WHAT YOU ARE ASKED TO DO.
Go through the material underneath and show every line where the string "rotate" occurs.
============
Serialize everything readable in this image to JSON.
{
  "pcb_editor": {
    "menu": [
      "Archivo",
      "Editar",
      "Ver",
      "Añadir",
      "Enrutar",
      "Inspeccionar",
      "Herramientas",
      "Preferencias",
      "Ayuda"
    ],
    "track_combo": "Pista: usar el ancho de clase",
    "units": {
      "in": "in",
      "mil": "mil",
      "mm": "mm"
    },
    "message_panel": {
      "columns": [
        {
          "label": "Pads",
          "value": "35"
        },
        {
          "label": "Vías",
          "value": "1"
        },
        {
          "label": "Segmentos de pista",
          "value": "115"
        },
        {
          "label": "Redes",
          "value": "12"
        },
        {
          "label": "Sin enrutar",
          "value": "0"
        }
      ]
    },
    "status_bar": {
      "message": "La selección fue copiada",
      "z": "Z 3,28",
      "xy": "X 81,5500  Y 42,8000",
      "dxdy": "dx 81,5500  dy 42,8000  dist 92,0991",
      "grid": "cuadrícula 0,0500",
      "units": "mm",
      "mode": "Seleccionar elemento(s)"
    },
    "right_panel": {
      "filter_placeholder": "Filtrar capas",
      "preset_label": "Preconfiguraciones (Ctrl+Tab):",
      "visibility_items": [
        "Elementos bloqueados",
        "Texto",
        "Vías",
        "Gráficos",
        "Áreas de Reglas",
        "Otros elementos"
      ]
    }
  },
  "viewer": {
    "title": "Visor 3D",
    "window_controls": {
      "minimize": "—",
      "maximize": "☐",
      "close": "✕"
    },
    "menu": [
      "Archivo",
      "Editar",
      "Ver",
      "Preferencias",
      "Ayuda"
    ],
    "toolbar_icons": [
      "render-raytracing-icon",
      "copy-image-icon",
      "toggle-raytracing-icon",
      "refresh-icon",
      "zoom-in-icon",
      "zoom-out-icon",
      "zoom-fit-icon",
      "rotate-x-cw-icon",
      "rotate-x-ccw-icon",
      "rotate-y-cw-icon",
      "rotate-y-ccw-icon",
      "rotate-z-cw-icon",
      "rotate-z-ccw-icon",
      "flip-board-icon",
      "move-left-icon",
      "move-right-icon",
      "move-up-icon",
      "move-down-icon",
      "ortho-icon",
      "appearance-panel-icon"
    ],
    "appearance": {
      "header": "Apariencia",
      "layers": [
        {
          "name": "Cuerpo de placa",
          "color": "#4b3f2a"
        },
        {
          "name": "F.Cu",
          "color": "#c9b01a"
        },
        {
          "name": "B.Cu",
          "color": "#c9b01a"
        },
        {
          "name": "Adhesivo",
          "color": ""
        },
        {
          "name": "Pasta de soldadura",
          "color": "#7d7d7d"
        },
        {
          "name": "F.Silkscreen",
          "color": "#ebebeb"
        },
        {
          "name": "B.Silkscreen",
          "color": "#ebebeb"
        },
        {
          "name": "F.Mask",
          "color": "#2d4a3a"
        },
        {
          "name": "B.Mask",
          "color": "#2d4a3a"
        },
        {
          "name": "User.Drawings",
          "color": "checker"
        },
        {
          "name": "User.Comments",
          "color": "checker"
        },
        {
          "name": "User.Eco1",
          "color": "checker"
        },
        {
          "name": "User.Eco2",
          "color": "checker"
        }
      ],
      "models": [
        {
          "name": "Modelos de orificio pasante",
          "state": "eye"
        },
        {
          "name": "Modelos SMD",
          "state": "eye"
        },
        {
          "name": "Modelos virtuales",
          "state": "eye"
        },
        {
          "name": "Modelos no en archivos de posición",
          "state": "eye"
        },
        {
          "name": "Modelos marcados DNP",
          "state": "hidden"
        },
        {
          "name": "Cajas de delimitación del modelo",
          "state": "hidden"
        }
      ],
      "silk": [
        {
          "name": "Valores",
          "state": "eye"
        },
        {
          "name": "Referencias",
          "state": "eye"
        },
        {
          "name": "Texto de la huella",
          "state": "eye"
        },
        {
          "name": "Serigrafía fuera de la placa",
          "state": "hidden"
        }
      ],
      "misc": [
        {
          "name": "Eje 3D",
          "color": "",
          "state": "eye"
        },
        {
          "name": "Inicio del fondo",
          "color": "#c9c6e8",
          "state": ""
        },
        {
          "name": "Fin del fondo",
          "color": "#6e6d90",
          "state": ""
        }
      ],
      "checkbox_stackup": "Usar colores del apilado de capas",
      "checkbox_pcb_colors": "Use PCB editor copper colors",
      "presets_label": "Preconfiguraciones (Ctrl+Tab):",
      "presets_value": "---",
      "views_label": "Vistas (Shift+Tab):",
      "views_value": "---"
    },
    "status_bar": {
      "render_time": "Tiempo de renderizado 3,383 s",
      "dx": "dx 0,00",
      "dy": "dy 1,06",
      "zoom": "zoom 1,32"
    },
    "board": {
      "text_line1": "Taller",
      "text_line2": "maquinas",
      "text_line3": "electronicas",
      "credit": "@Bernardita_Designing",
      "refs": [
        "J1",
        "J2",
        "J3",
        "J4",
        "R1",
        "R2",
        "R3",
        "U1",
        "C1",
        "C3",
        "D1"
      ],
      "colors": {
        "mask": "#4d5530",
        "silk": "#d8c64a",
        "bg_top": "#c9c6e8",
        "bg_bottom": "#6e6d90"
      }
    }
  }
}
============
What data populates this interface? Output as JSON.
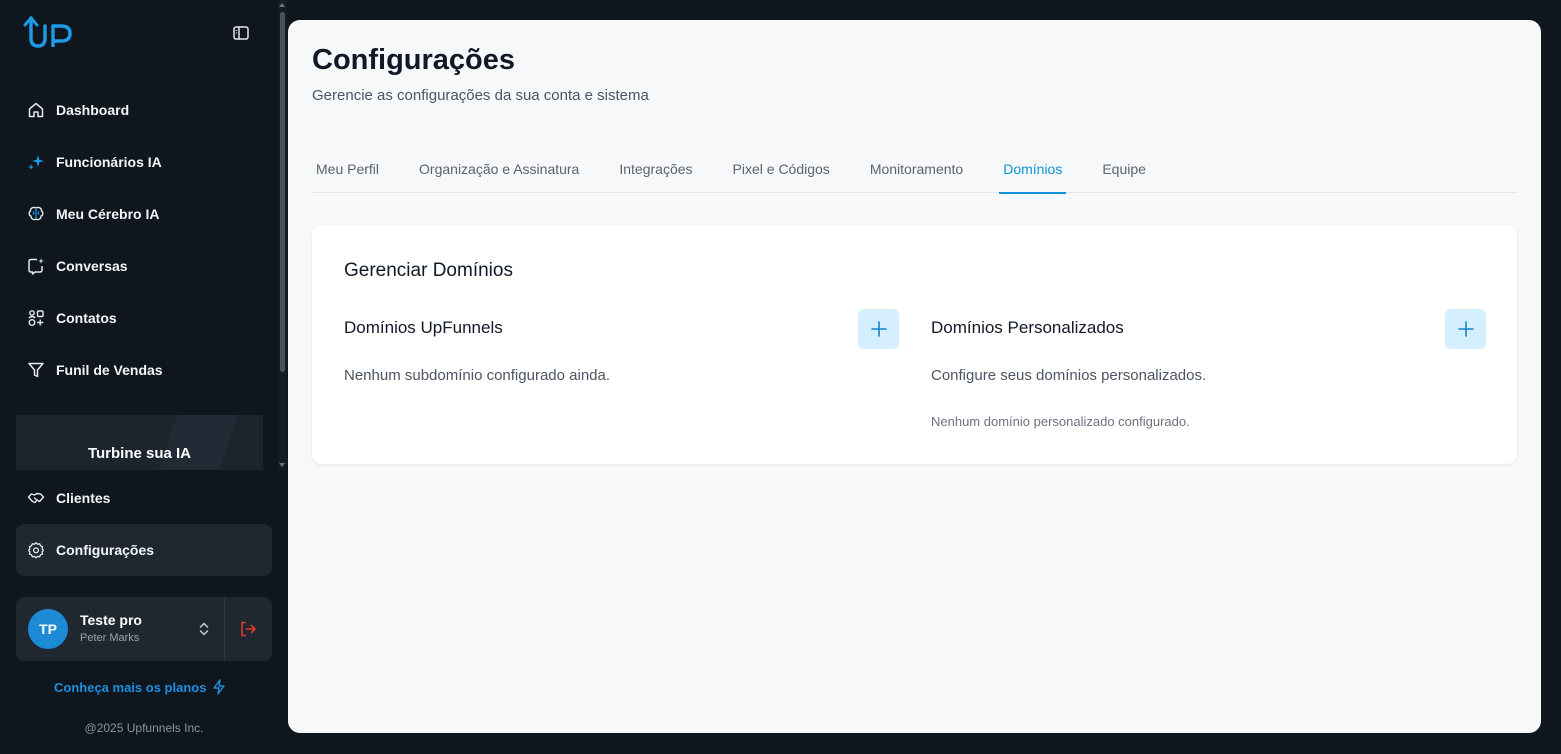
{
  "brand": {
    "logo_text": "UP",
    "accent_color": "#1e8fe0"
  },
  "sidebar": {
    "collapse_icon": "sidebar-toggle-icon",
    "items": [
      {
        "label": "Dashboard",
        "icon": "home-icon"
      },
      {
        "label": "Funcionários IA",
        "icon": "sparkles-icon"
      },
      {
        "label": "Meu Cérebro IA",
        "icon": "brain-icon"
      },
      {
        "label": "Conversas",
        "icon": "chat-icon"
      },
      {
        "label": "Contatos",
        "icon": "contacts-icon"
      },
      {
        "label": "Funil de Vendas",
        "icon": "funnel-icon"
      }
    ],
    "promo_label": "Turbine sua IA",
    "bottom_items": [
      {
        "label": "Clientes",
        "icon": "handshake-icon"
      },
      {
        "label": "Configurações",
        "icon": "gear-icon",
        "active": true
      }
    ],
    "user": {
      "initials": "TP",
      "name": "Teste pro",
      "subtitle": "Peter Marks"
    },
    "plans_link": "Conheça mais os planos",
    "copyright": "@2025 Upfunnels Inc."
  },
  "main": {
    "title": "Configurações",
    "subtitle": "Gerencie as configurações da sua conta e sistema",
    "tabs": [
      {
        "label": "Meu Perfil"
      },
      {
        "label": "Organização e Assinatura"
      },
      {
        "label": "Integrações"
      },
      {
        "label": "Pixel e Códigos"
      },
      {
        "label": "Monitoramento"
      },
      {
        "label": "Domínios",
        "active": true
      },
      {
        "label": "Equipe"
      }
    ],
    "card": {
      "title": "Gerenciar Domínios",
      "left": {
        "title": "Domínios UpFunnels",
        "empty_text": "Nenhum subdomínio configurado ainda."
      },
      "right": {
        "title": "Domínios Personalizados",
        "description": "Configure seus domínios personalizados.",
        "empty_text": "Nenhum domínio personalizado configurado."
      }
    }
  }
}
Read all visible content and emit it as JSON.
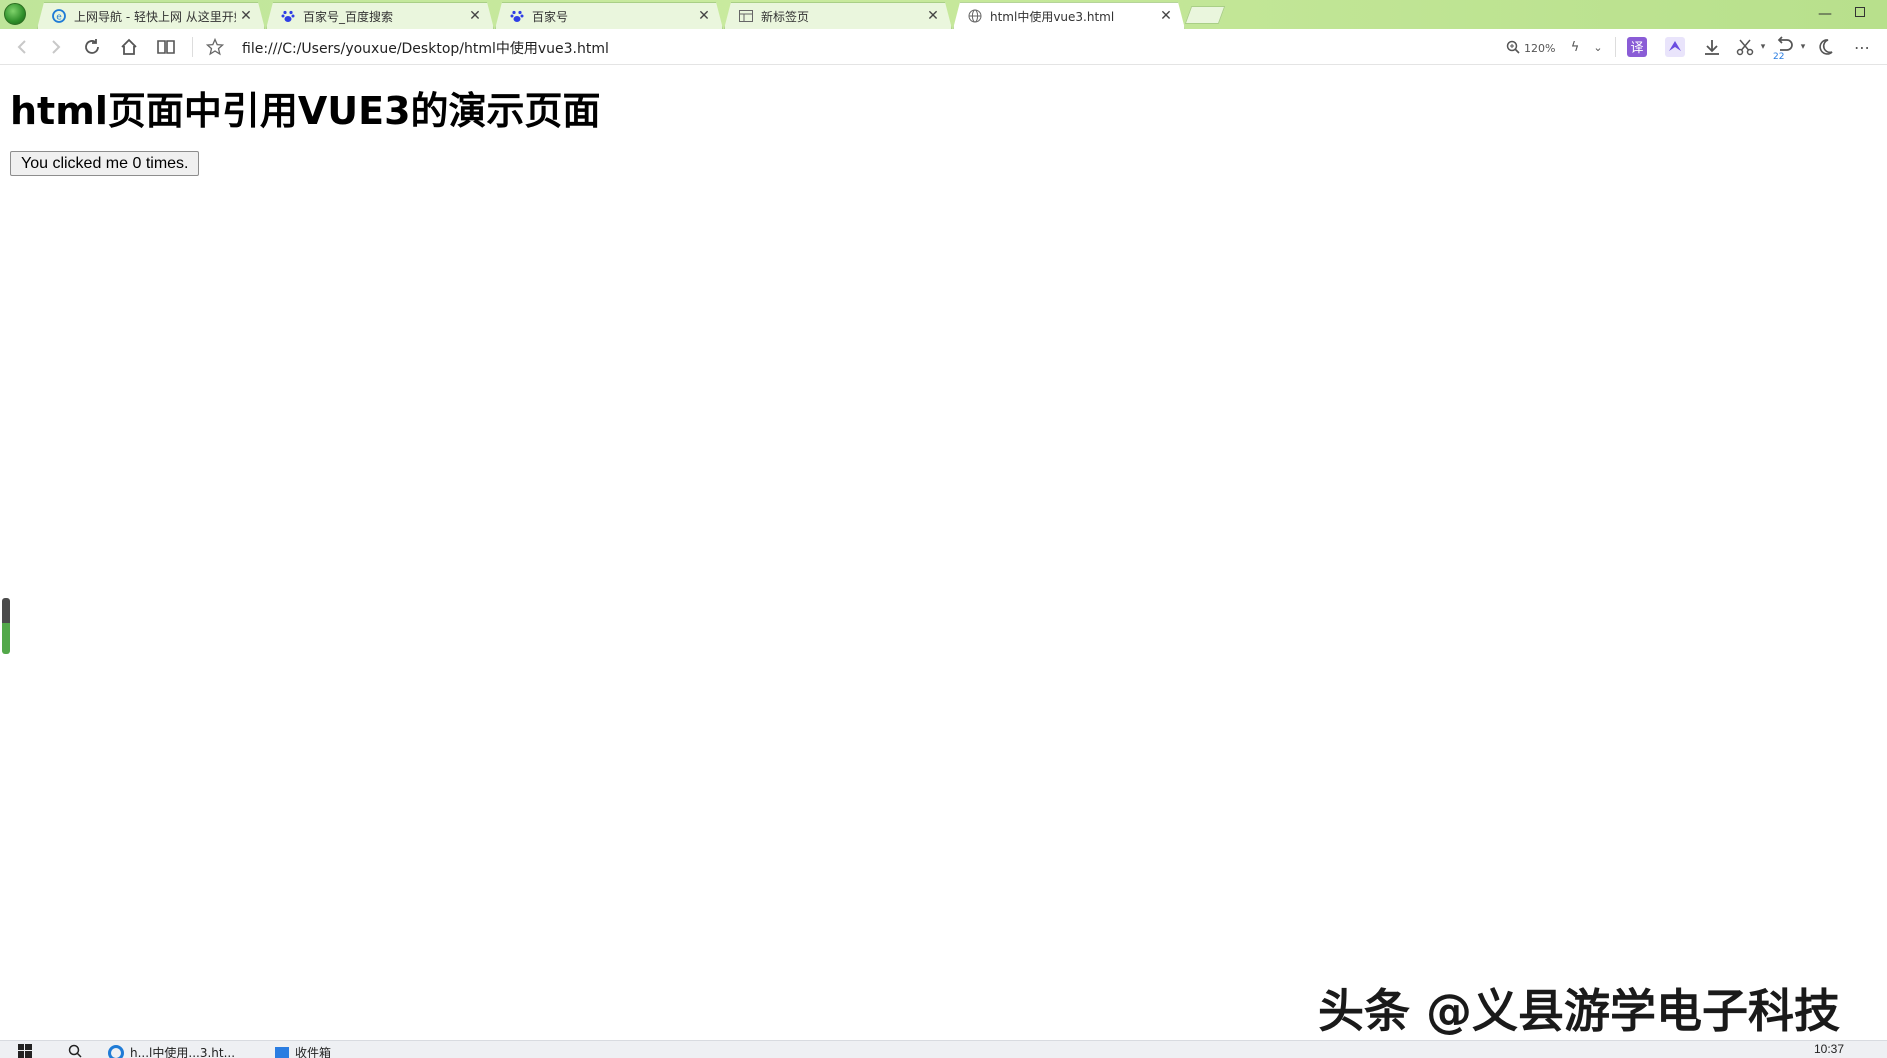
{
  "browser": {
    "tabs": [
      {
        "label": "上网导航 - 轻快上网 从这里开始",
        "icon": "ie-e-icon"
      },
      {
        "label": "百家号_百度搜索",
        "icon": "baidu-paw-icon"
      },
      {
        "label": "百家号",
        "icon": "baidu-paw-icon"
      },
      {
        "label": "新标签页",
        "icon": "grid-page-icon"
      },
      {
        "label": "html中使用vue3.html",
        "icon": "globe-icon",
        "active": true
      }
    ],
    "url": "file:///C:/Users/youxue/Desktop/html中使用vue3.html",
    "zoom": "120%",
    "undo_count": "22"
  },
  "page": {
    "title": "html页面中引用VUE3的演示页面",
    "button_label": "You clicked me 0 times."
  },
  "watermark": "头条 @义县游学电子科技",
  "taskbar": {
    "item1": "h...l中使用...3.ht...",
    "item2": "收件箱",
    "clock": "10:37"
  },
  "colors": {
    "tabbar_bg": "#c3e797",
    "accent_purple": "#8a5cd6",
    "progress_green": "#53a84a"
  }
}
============
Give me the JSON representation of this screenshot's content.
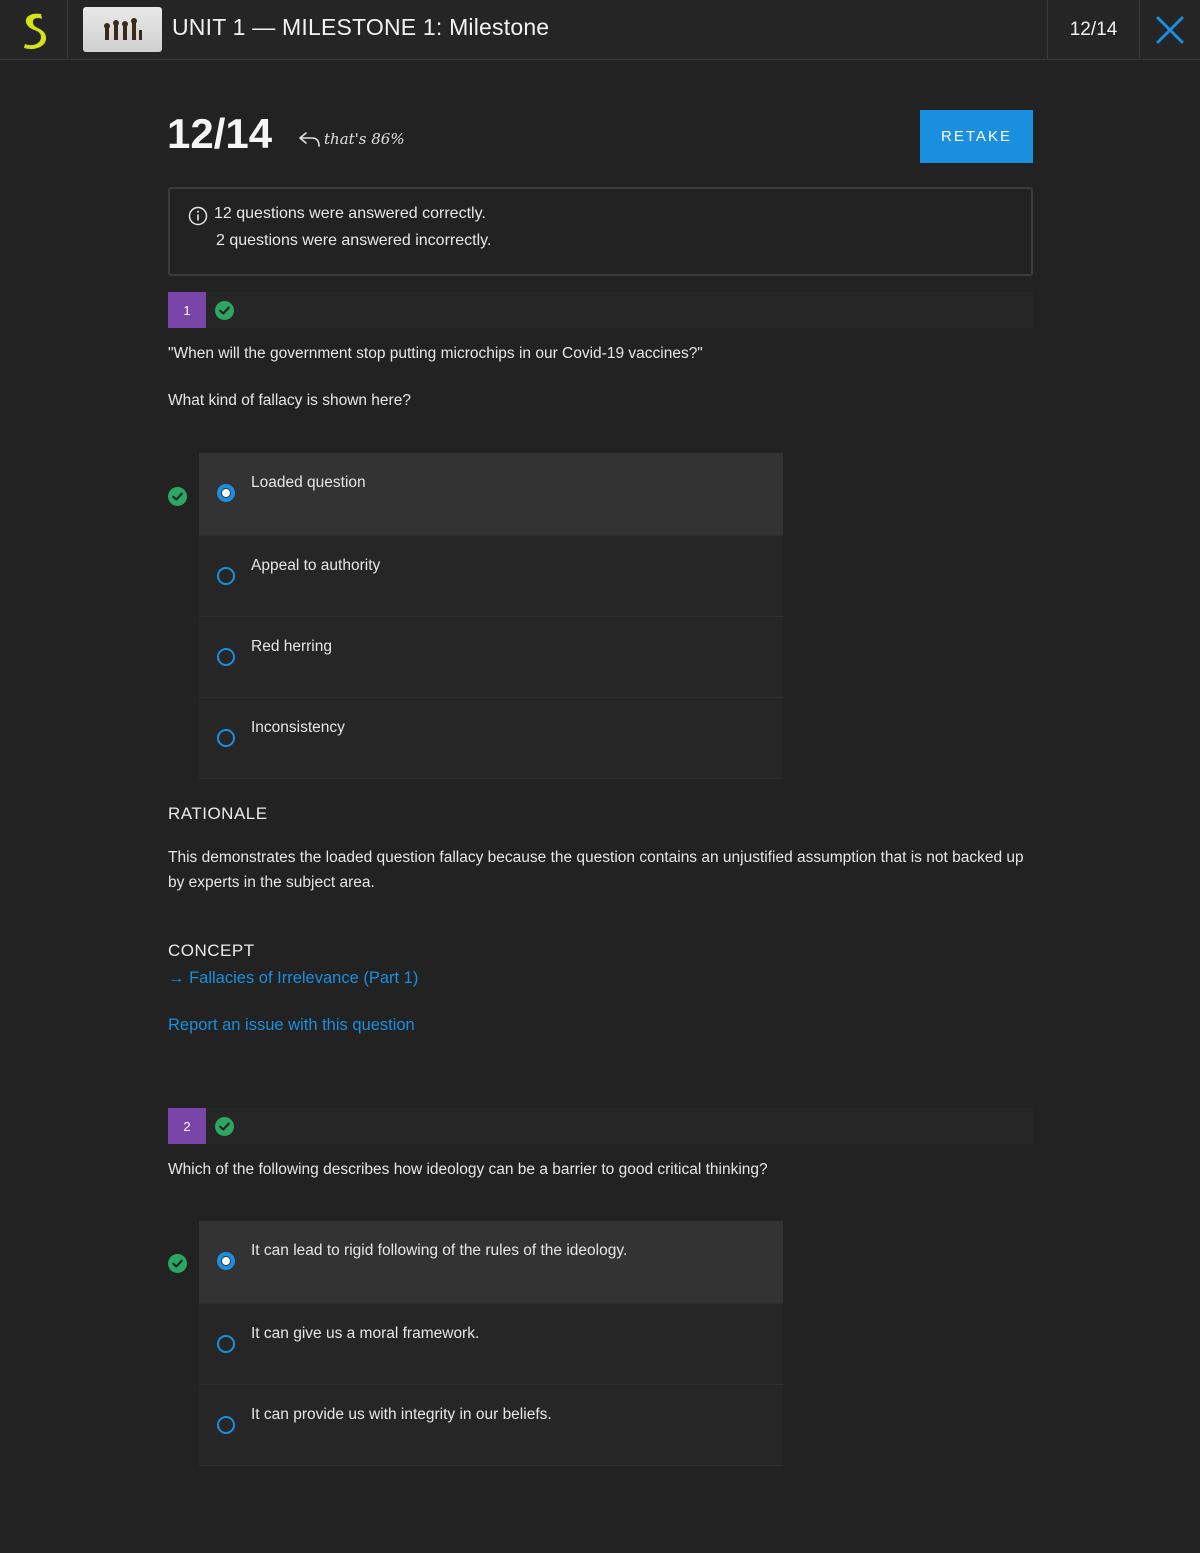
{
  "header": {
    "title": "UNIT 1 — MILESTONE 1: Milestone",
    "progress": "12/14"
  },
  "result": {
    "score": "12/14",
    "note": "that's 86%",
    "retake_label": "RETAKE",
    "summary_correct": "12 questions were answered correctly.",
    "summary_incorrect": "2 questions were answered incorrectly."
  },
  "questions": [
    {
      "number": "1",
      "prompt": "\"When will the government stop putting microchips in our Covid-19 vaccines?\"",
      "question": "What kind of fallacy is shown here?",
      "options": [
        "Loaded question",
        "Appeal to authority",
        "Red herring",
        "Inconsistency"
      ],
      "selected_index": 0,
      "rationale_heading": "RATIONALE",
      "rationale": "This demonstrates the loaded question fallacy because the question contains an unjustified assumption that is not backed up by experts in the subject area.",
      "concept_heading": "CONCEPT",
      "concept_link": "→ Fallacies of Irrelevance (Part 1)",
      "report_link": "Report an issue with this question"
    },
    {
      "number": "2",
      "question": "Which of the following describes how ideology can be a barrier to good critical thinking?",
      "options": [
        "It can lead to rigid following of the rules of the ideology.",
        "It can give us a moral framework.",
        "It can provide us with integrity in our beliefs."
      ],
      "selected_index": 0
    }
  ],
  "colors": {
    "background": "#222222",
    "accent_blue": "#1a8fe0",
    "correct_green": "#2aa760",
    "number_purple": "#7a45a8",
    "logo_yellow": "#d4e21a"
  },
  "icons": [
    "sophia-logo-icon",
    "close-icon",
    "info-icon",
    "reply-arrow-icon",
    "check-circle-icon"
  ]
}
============
ANSWER.
      "rotate-x-cw-icon",
      "rotate-x-ccw-icon",
      "rotate-y-cw-icon",
      "rotate-y-ccw-icon",
      "rotate-z-cw-icon",
      "rotate-z-ccw-icon",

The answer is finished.